BRIEF >> Every word of the data below has to be copied faithfully.
┌─ WORKING DATA
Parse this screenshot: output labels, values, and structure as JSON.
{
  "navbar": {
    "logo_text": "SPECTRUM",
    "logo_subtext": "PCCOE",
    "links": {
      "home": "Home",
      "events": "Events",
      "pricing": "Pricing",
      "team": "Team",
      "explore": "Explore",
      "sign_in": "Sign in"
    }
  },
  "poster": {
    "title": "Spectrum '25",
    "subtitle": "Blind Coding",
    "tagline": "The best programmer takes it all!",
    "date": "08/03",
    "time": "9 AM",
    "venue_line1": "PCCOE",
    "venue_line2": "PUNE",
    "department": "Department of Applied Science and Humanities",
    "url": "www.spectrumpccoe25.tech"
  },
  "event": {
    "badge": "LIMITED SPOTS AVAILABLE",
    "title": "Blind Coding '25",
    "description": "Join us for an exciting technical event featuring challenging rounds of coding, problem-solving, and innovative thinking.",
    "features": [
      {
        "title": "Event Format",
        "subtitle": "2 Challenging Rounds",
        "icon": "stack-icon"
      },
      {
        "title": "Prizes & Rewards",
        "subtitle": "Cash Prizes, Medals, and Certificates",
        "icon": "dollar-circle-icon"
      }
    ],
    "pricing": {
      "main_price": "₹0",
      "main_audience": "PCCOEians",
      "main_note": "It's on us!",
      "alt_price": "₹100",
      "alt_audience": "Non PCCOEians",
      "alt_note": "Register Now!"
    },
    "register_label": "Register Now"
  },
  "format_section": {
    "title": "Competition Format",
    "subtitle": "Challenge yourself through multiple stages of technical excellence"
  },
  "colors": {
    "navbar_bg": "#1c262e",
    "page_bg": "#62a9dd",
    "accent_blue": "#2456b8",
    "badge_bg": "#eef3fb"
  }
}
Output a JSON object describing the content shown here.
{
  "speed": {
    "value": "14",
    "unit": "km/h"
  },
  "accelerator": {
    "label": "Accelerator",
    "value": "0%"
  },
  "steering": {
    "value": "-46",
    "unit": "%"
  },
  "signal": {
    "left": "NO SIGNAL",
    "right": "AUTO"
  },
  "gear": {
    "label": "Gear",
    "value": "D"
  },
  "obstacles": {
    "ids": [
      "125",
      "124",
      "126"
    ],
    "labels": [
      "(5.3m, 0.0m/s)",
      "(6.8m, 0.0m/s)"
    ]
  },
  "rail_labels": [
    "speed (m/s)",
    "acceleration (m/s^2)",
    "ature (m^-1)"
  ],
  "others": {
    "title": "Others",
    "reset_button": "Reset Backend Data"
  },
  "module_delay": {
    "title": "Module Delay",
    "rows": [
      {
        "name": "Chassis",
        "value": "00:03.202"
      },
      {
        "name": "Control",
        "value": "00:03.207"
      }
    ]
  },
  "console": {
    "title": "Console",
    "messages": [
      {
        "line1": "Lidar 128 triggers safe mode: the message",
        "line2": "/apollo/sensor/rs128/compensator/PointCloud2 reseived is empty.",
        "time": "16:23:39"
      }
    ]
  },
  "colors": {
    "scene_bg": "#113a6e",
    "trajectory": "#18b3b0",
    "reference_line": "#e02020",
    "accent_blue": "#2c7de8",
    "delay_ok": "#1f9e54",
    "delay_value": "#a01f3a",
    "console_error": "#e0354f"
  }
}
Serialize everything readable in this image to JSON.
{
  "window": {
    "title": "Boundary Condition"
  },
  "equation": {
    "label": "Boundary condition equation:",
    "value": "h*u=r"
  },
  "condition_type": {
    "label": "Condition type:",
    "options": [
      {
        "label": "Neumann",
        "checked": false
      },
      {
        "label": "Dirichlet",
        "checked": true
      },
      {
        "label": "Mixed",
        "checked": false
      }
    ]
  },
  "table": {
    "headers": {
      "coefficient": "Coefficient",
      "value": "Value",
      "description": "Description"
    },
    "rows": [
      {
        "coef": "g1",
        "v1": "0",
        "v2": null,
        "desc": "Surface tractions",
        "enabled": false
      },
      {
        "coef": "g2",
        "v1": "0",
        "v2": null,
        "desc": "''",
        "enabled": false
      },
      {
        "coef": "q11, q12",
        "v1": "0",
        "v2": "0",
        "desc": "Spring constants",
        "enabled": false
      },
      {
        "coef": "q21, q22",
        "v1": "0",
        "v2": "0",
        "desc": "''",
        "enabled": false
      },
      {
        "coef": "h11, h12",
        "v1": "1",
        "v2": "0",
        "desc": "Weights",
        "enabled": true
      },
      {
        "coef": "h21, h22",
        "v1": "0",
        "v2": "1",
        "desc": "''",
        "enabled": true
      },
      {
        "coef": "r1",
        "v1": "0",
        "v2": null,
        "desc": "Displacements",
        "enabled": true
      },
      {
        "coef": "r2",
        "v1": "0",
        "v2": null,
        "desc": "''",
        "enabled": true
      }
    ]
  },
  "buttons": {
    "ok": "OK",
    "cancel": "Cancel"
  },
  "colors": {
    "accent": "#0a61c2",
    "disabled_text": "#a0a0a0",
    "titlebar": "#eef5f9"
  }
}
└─
SOLUTION TO THIS EXERCISE >>
Parse this screenshot: output labels, values, and structure as JSON.
{
  "navbar": {
    "logo_text": "SPECTRUM",
    "logo_subtext": "PCCOE",
    "links": {
      "home": "Home",
      "events": "Events",
      "pricing": "Pricing",
      "team": "Team",
      "explore": "Explore",
      "sign_in": "Sign in"
    }
  },
  "poster": {
    "title": "Spectrum '25",
    "subtitle": "Blind Coding",
    "tagline": "The best programmer takes it all!",
    "date": "08/03",
    "time": "9 AM",
    "venue_line1": "PCCOE",
    "venue_line2": "PUNE",
    "department": "Department of Applied Science and Humanities",
    "url": "www.spectrumpccoe25.tech"
  },
  "event": {
    "badge": "LIMITED SPOTS AVAILABLE",
    "title": "Blind Coding '25",
    "description": "Join us for an exciting technical event featuring challenging rounds of coding, problem-solving, and innovative thinking.",
    "features": [
      {
        "title": "Event Format",
        "subtitle": "2 Challenging Rounds",
        "icon": "stack-icon"
      },
      {
        "title": "Prizes & Rewards",
        "subtitle": "Cash Prizes, Medals, and Certificates",
        "icon": "dollar-circle-icon"
      }
    ],
    "pricing": {
      "main_price": "₹0",
      "main_audience": "PCCOEians",
      "main_note": "It's on us!",
      "alt_price": "₹100",
      "alt_audience": "Non PCCOEians",
      "alt_note": "Register Now!"
    },
    "register_label": "Register Now"
  },
  "format_section": {
    "title": "Competition Format",
    "subtitle": "Challenge yourself through multiple stages of technical excellence"
  },
  "colors": {
    "navbar_bg": "#1c262e",
    "page_bg": "#62a9dd",
    "accent_blue": "#2456b8",
    "badge_bg": "#eef3fb"
  }
}
Output a JSON object describing the content shown here.
{
  "speed": {
    "value": "14",
    "unit": "km/h"
  },
  "accelerator": {
    "label": "Accelerator",
    "value": "0%"
  },
  "steering": {
    "value": "-46",
    "unit": "%"
  },
  "signal": {
    "left": "NO SIGNAL",
    "right": "AUTO"
  },
  "gear": {
    "label": "Gear",
    "value": "D"
  },
  "obstacles": {
    "ids": [
      "125",
      "124",
      "126"
    ],
    "labels": [
      "(5.3m, 0.0m/s)",
      "(6.8m, 0.0m/s)"
    ]
  },
  "rail_labels": [
    "speed (m/s)",
    "acceleration (m/s^2)",
    "ature (m^-1)"
  ],
  "others": {
    "title": "Others",
    "reset_button": "Reset Backend Data"
  },
  "module_delay": {
    "title": "Module Delay",
    "rows": [
      {
        "name": "Chassis",
        "value": "00:03.202"
      },
      {
        "name": "Control",
        "value": "00:03.207"
      }
    ]
  },
  "console": {
    "title": "Console",
    "messages": [
      {
        "line1": "Lidar 128 triggers safe mode: the message",
        "line2": "/apollo/sensor/rs128/compensator/PointCloud2 reseived is empty.",
        "time": "16:23:39"
      }
    ]
  },
  "colors": {
    "scene_bg": "#113a6e",
    "trajectory": "#18b3b0",
    "reference_line": "#e02020",
    "accent_blue": "#2c7de8",
    "delay_ok": "#1f9e54",
    "delay_value": "#a01f3a",
    "console_error": "#e0354f"
  }
}
Serialize everything readable in this image to JSON.
{
  "window": {
    "title": "Boundary Condition"
  },
  "equation": {
    "label": "Boundary condition equation:",
    "value": "h*u=r"
  },
  "condition_type": {
    "label": "Condition type:",
    "options": [
      {
        "label": "Neumann",
        "checked": false
      },
      {
        "label": "Dirichlet",
        "checked": true
      },
      {
        "label": "Mixed",
        "checked": false
      }
    ]
  },
  "table": {
    "headers": {
      "coefficient": "Coefficient",
      "value": "Value",
      "description": "Description"
    },
    "rows": [
      {
        "coef": "g1",
        "v1": "0",
        "v2": null,
        "desc": "Surface tractions",
        "enabled": false
      },
      {
        "coef": "g2",
        "v1": "0",
        "v2": null,
        "desc": "''",
        "enabled": false
      },
      {
        "coef": "q11, q12",
        "v1": "0",
        "v2": "0",
        "desc": "Spring constants",
        "enabled": false
      },
      {
        "coef": "q21, q22",
        "v1": "0",
        "v2": "0",
        "desc": "''",
        "enabled": false
      },
      {
        "coef": "h11, h12",
        "v1": "1",
        "v2": "0",
        "desc": "Weights",
        "enabled": true
      },
      {
        "coef": "h21, h22",
        "v1": "0",
        "v2": "1",
        "desc": "''",
        "enabled": true
      },
      {
        "coef": "r1",
        "v1": "0",
        "v2": null,
        "desc": "Displacements",
        "enabled": true
      },
      {
        "coef": "r2",
        "v1": "0",
        "v2": null,
        "desc": "''",
        "enabled": true
      }
    ]
  },
  "buttons": {
    "ok": "OK",
    "cancel": "Cancel"
  },
  "colors": {
    "accent": "#0a61c2",
    "disabled_text": "#a0a0a0",
    "titlebar": "#eef5f9"
  }
}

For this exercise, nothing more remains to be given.